"I didn't want to accept the fact that it was happening," he said. "I kept thinking, 'I'm going to be able to go back to school.' I tried thinking positive, but as the days went on, I got weary and worried about a whole lot of things.
"I tried to keep my head, but the whole experience wore me out."
Once the goods they brought with them ran out, Burroughs waded through the murky waters to a local grocery store. He plucked canned goods and whatever bread and vegetables still looked fresh and carried them back to the bridge.
Good out of it
There, in one of America's worst tragedies of the last decade, he witnessed the good in New Orleans natives.
"They had a lot of sharing going on, and that was a first for me," Burroughs said. "I saw that in the middle of a tragedy that my people could work to help one another out and work as a team so we could make it through this together.
"When people saw New Orleans, they would see crime. When the hurricane happened, all of that didn't matter. Everybody came together as a team and worked it out as a team."
A bit of teamwork and a stroke of luck took Burroughs and his friends to the Superdome via boat. From there, he boarded a bus to Houston.
"Once the mayor announced the city was shut down, she was obligated to stay with the kids," Burroughs said of his mother. "She had to stay with the inmates."
After he arrived safe in Texas and spoke with his mom, he had more than a sense of relief. He had survived. He was alive.
He lived to tell a tragic story. It's similar to others who lived through Katrina.
But Burroughs' version has a happy ending.
He spent the sophomore year of his high school career at Mayde Creek in Katy, Texas. He returned to New Orleans and became an all-district and all-metro selection at McDonogh 35 High School, which helped earn him a scholarship to the University of New Orleans.
Then UNO dropped to Division III status and he transferred to Neosho County and then to UTC, where he's helped the Mocs earn a share of the Southern Conference North Division championship.
"Not having any contact with your mom for about two weeks and living on a bridge is real-life stuff," UTC coach John Shulman said. "That's a little more difficult than having to jump to the ball and box out on a free throw. Running sprints after practice, losing a close game isn't going to break him. He's mature. He's a man.

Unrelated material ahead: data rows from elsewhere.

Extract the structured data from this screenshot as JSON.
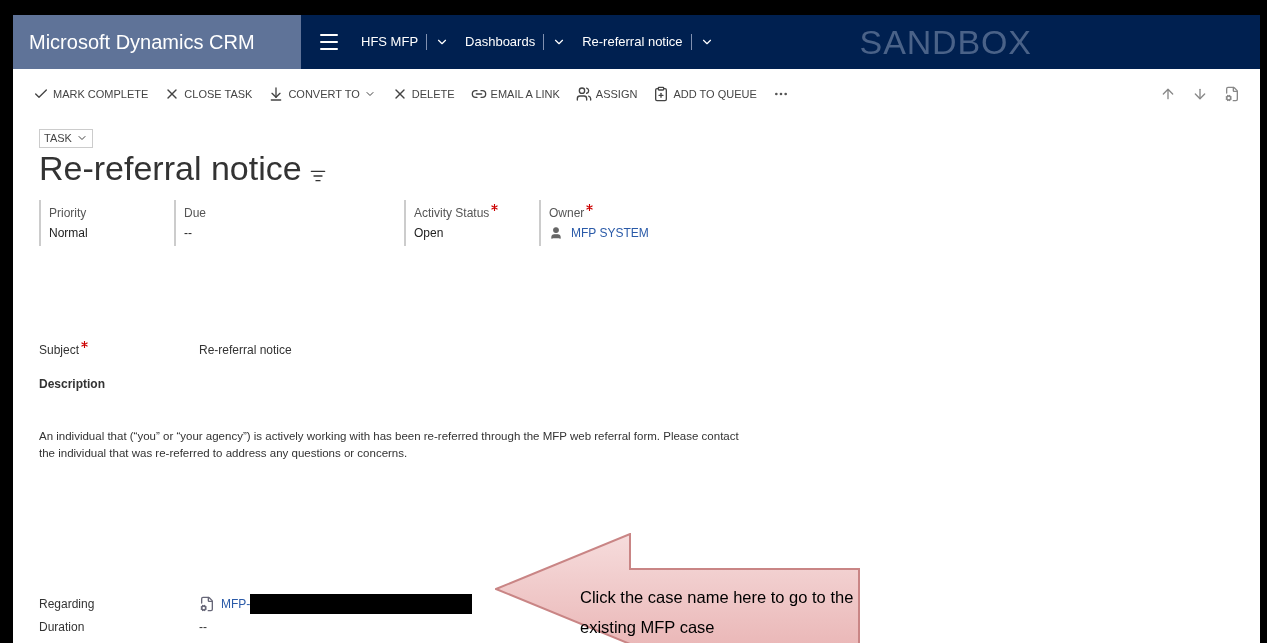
{
  "nav": {
    "brand": "Microsoft Dynamics CRM",
    "crumbs": [
      "HFS MFP",
      "Dashboards",
      "Re-referral notice"
    ],
    "environment": "SANDBOX"
  },
  "toolbar": [
    {
      "label": "MARK COMPLETE",
      "kind": "check"
    },
    {
      "label": "CLOSE TASK",
      "kind": "x"
    },
    {
      "label": "CONVERT TO",
      "kind": "convert",
      "dropdown": true
    },
    {
      "label": "DELETE",
      "kind": "x"
    },
    {
      "label": "EMAIL A LINK",
      "kind": "link"
    },
    {
      "label": "ASSIGN",
      "kind": "assign"
    },
    {
      "label": "ADD TO QUEUE",
      "kind": "queue"
    }
  ],
  "record": {
    "entity": "TASK",
    "title": "Re-referral notice"
  },
  "header_fields": [
    {
      "label": "Priority",
      "value": "Normal",
      "required": false,
      "kind": "text"
    },
    {
      "label": "Due",
      "value": "--",
      "required": false,
      "kind": "text"
    },
    {
      "label": "Activity Status",
      "value": "Open",
      "required": true,
      "kind": "text"
    },
    {
      "label": "Owner",
      "value": "MFP SYSTEM",
      "required": true,
      "kind": "user"
    }
  ],
  "subject": {
    "label": "Subject",
    "value": "Re-referral notice",
    "required": true
  },
  "description": {
    "heading": "Description",
    "text": "An individual that (“you” or “your agency”) is actively working with has been re-referred through the MFP web referral form. Please contact the individual that was re-referred to address any questions or concerns."
  },
  "regarding": {
    "label": "Regarding",
    "value": "MFP-"
  },
  "duration": {
    "label": "Duration",
    "value": "--"
  },
  "callout": {
    "text": "Click the case name here to go to the existing MFP case"
  }
}
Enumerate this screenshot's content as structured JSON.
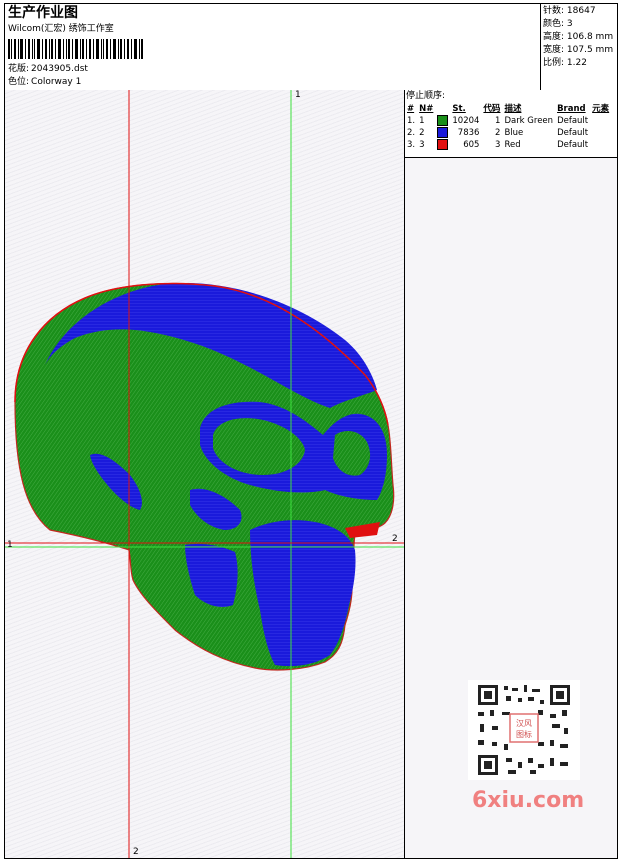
{
  "header": {
    "title": "生产作业图",
    "company": "Wilcom(汇宏) 绣饰工作室",
    "pattern_label": "花版:",
    "pattern_value": "2043905.dst",
    "colorway_label": "色位:",
    "colorway_value": "Colorway 1"
  },
  "stats": {
    "stitches_label": "针数:",
    "stitches_value": "18647",
    "colors_label": "颜色:",
    "colors_value": "3",
    "height_label": "高度:",
    "height_value": "106.8 mm",
    "width_label": "宽度:",
    "width_value": "107.5 mm",
    "scale_label": "比例:",
    "scale_value": "1.22"
  },
  "stop_sequence": {
    "title": "停止顺序:",
    "headers": [
      "#",
      "N#",
      "St.",
      "代码",
      "描述",
      "Brand",
      "元素"
    ],
    "rows": [
      {
        "idx": "1.",
        "n": "1",
        "color": "#1a8f1a",
        "st": "10204",
        "code": "1",
        "desc": "Dark Green",
        "brand": "Default"
      },
      {
        "idx": "2.",
        "n": "2",
        "color": "#1a1adb",
        "st": "7836",
        "code": "2",
        "desc": "Blue",
        "brand": "Default"
      },
      {
        "idx": "3.",
        "n": "3",
        "color": "#e01010",
        "st": "605",
        "code": "3",
        "desc": "Red",
        "brand": "Default"
      }
    ]
  },
  "axes": {
    "v_green_top": "1",
    "h_red_left": "1",
    "h_red_right": "2",
    "v_red_bottom": "2"
  },
  "colors": {
    "green": "#1a8f1a",
    "blue": "#1a1adb",
    "red": "#e01010"
  },
  "watermark": "6xiu.com",
  "qr_badge": "汉风图标"
}
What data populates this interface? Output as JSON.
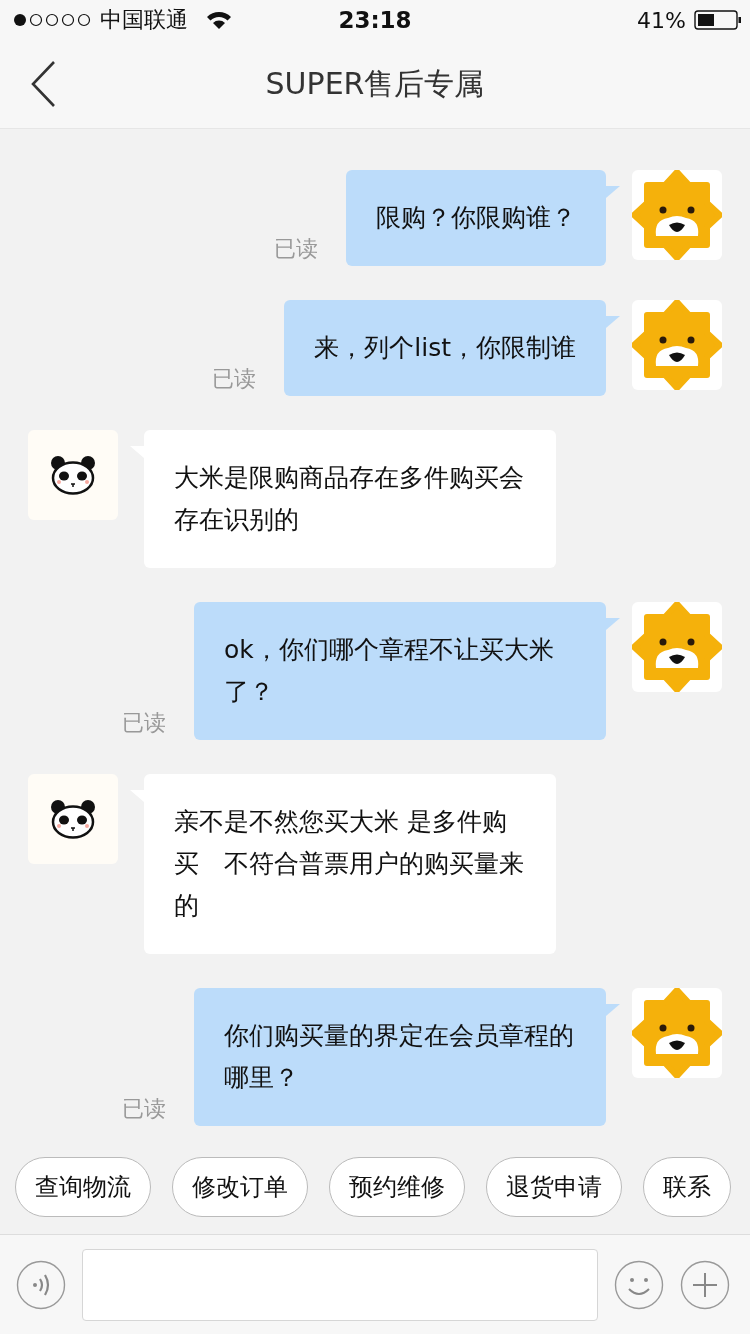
{
  "status_bar": {
    "carrier": "中国联通",
    "time": "23:18",
    "battery": "41%"
  },
  "nav": {
    "title": "SUPER售后专属"
  },
  "messages": [
    {
      "kind": "user",
      "text": "限购？你限购谁？",
      "read_label": "已读"
    },
    {
      "kind": "user",
      "text": "来，列个list，你限制谁",
      "read_label": "已读"
    },
    {
      "kind": "agent",
      "text": "大米是限购商品存在多件购买会存在识别的"
    },
    {
      "kind": "user",
      "text": "ok，你们哪个章程不让买大米了？",
      "read_label": "已读"
    },
    {
      "kind": "agent",
      "text": "亲不是不然您买大米 是多件购买　不符合普票用户的购买量来的"
    },
    {
      "kind": "user",
      "text": "你们购买量的界定在会员章程的哪里？",
      "read_label": "已读"
    }
  ],
  "quick_replies": [
    "查询物流",
    "修改订单",
    "预约维修",
    "退货申请",
    "联系"
  ]
}
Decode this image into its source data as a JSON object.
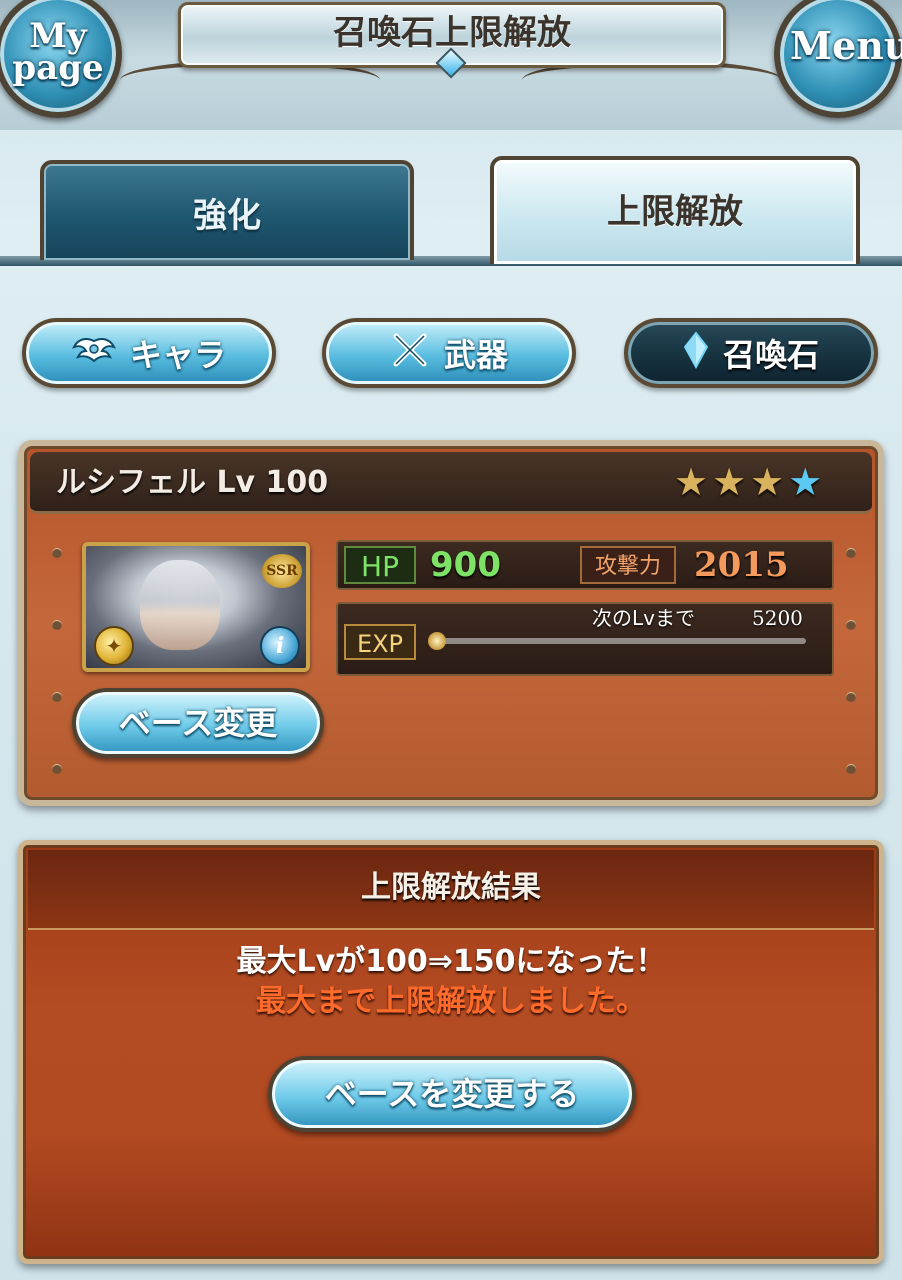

"He has already been through a living nightmare."
Playing basketball is just part of his dream.